"How'd it taste" was my first question.
"Well, I don't know. I haven't eaten any of it yet, I got some out in my jeep if you want it".
Turns out I would like some fresh killed rattler. I'd like it for a batch of queso I've been thinking about making.
Here's my recipe for Smoked Rattlesnake Queso
First let's make a roux to tighten the queso
4 oz butter
4 oz flour
* Heat butter, add flour, stir til roux forms, cook 5 minutes, set aside
Ingredients for queso:
1 freshly killed Texas Rattler dressed out to several edible ounces
8 oz Longhorn Cheddar, grated
6 each Chiles, Hatch, Roasted, Chopped
24 oz Milk, Whole, from a local cow if at all possible
* Shred snake meat to consistency of chopped chicken, make a foil pouch leaving top open, toss the rattler with oil, salt and pepper, place in pouch
* Build fire on one side of smoker, let go to embers, place soaked wood chunks [I like hickory] on fire
* Put rattler pouch on opposite side of fire, open vent directly over rattler meat
* Let smoke for 2 hours, remove
Method Part 2
* Heat milk in heavy saucepan
* Add cheese
* Stir til melted
* Add roux
* Add chopped chiles
* Add rattler
* Stir til consistency is as you like it
* This formula will make a fairly "loose" queso
* If you like it thicker just cook on stove top at medium for 15 minutes and a reduction will occur
all Tex Mex recipes here http://www.scrumptiouschef.com/food/index.cfm/Authentic

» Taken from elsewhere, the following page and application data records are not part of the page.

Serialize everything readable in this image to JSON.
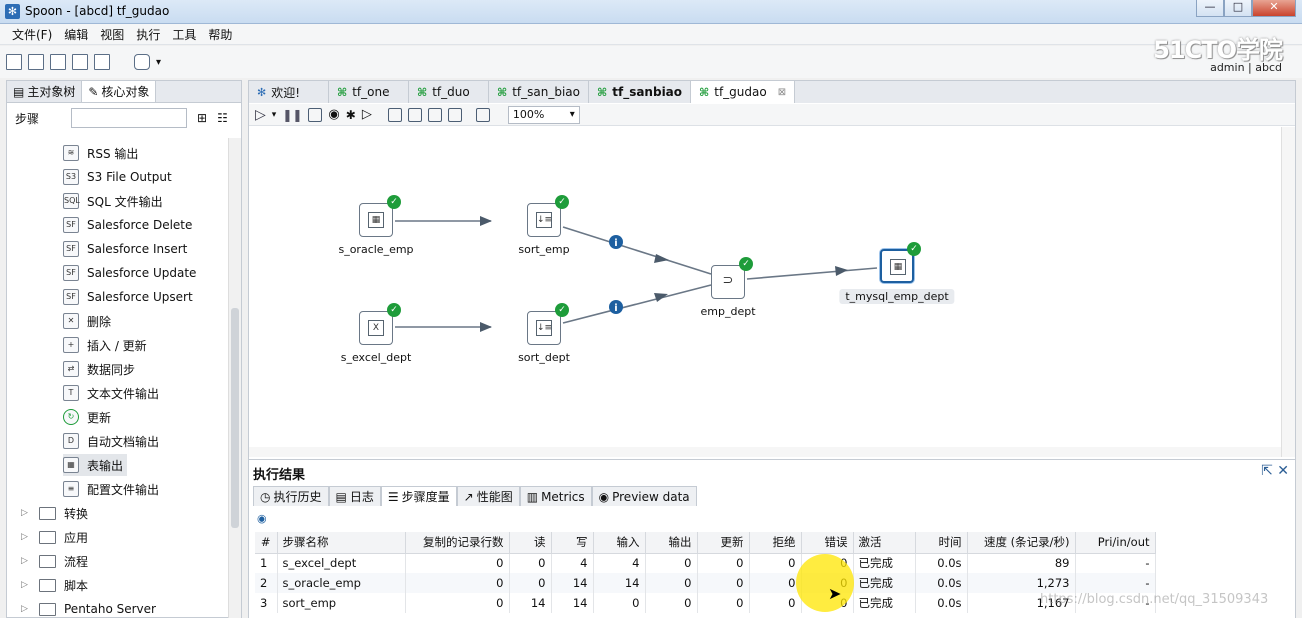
{
  "window": {
    "title": "Spoon - [abcd] tf_gudao",
    "min": "—",
    "max": "□",
    "close": "✕"
  },
  "menu": [
    "文件(F)",
    "编辑",
    "视图",
    "执行",
    "工具",
    "帮助"
  ],
  "brand": {
    "logo": "51CTO学院",
    "user": "admin | abcd"
  },
  "left": {
    "tabs": [
      "主对象树",
      "核心对象"
    ],
    "search_label": "步骤",
    "search_value": "",
    "items": [
      "RSS 输出",
      "S3 File Output",
      "SQL 文件输出",
      "Salesforce Delete",
      "Salesforce Insert",
      "Salesforce Update",
      "Salesforce Upsert",
      "删除",
      "插入 / 更新",
      "数据同步",
      "文本文件输出",
      "更新",
      "自动文档输出",
      "表输出",
      "配置文件输出"
    ],
    "folders": [
      "转换",
      "应用",
      "流程",
      "脚本",
      "Pentaho Server"
    ]
  },
  "editor": {
    "tabs": [
      "欢迎!",
      "tf_one",
      "tf_duo",
      "tf_san_biao",
      "tf_sanbiao",
      "tf_gudao"
    ],
    "zoom": "100%"
  },
  "nodes": {
    "s_oracle_emp": "s_oracle_emp",
    "s_excel_dept": "s_excel_dept",
    "sort_emp": "sort_emp",
    "sort_dept": "sort_dept",
    "emp_dept": "emp_dept",
    "t_mysql_emp_dept": "t_mysql_emp_dept"
  },
  "results": {
    "title": "执行结果",
    "tabs": [
      "执行历史",
      "日志",
      "步骤度量",
      "性能图",
      "Metrics",
      "Preview data"
    ],
    "columns": [
      "#",
      "步骤名称",
      "复制的记录行数",
      "读",
      "写",
      "输入",
      "输出",
      "更新",
      "拒绝",
      "错误",
      "激活",
      "时间",
      "速度 (条记录/秒)",
      "Pri/in/out"
    ],
    "rows": [
      [
        "1",
        "s_excel_dept",
        "0",
        "0",
        "4",
        "4",
        "0",
        "0",
        "0",
        "0",
        "已完成",
        "0.0s",
        "89",
        "-"
      ],
      [
        "2",
        "s_oracle_emp",
        "0",
        "0",
        "14",
        "14",
        "0",
        "0",
        "0",
        "0",
        "已完成",
        "0.0s",
        "1,273",
        "-"
      ],
      [
        "3",
        "sort_emp",
        "0",
        "14",
        "14",
        "0",
        "0",
        "0",
        "0",
        "0",
        "已完成",
        "0.0s",
        "1,167",
        "-"
      ]
    ]
  },
  "watermark": "https://blog.csdn.net/qq_31509343"
}
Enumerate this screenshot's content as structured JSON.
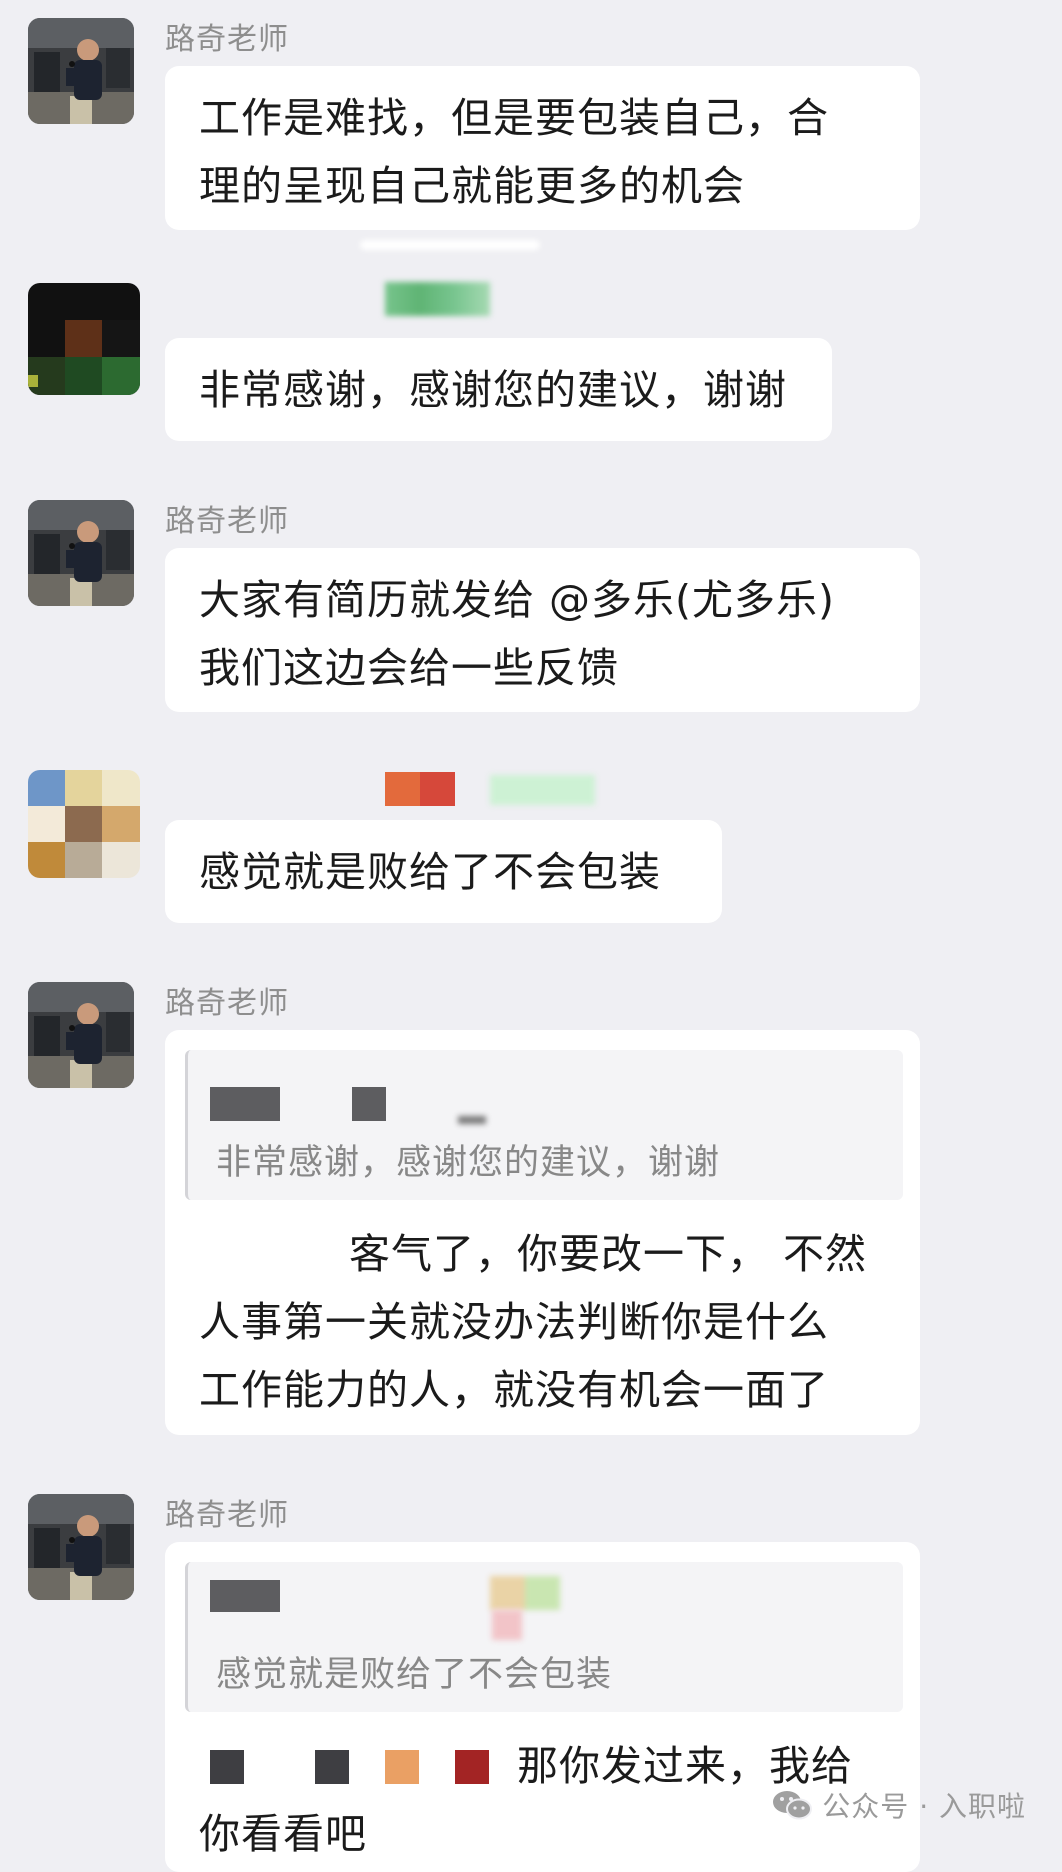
{
  "messages": [
    {
      "sender": "路奇老师",
      "avatar": "teacher-avatar",
      "lines": [
        "工作是难找，但是要包装自己，合",
        "理的呈现自己就能更多的机会"
      ]
    },
    {
      "sender": "",
      "avatar": "pixelated-avatar-dark",
      "lines": [
        "非常感谢，感谢您的建议，谢谢"
      ]
    },
    {
      "sender": "路奇老师",
      "avatar": "teacher-avatar",
      "lines": [
        "大家有简历就发给 @多乐(尤多乐)",
        "我们这边会给一些反馈"
      ]
    },
    {
      "sender": "",
      "avatar": "pixelated-avatar-colorful",
      "lines": [
        "感觉就是败给了不会包装"
      ]
    },
    {
      "sender": "路奇老师",
      "avatar": "teacher-avatar",
      "quote": "非常感谢，感谢您的建议，谢谢",
      "lines": [
        "客气了，你要改一下， 不然",
        "人事第一关就没办法判断你是什么",
        "工作能力的人，就没有机会一面了"
      ]
    },
    {
      "sender": "路奇老师",
      "avatar": "teacher-avatar",
      "quote": "感觉就是败给了不会包装",
      "lines": [
        "那你发过来，我给",
        "你看看吧"
      ]
    }
  ],
  "watermark": {
    "icon": "wechat-icon",
    "text": "公众号 · 入职啦"
  },
  "colors": {
    "background": "#efeff3",
    "bubble": "#ffffff",
    "name": "#8e8e8e",
    "quote_text": "#888888"
  }
}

Voila. Tex Mex at it's finest. It sounds like a joke but yes, rattlesnake's flavor is similar to chickens
Bon Appetit y'all